Exercise brief — Lift every line from the entries that includes the word "title".

[Collected data entries]
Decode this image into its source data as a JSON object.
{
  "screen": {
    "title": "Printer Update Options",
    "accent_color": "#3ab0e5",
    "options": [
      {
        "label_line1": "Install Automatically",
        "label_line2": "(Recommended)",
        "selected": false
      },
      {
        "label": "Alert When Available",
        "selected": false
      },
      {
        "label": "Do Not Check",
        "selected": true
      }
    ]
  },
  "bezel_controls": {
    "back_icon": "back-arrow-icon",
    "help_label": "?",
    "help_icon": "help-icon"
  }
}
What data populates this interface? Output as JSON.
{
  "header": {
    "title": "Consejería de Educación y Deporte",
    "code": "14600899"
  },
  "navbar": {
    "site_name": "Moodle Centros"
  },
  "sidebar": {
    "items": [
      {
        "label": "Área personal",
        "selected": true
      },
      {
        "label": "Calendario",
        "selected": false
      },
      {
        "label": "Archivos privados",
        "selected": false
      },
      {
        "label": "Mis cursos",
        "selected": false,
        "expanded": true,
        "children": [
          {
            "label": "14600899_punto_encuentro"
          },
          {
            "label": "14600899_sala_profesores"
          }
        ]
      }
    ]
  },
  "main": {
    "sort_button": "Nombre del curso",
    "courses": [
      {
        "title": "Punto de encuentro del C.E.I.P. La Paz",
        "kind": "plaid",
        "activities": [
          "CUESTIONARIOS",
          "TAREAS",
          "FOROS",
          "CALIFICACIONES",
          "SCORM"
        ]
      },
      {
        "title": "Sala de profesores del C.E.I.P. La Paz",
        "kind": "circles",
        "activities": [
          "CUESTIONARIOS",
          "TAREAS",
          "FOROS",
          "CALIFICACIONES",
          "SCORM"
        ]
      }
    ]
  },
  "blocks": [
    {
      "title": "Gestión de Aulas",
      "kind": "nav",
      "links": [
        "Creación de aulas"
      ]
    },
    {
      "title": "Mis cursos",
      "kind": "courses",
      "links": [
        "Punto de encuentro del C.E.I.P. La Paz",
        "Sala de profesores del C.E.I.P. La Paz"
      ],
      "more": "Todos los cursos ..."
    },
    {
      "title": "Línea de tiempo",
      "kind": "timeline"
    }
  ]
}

Exercise output —
    "title": "Printer Update Options",
    "title": "Consejería de Educación y Deporte",
        "title": "Punto de encuentro del C.E.I.P. La Paz",
        "title": "Sala de profesores del C.E.I.P. La Paz",
      "title": "Gestión de Aulas",
      "title": "Mis cursos",
      "title": "Línea de tiempo",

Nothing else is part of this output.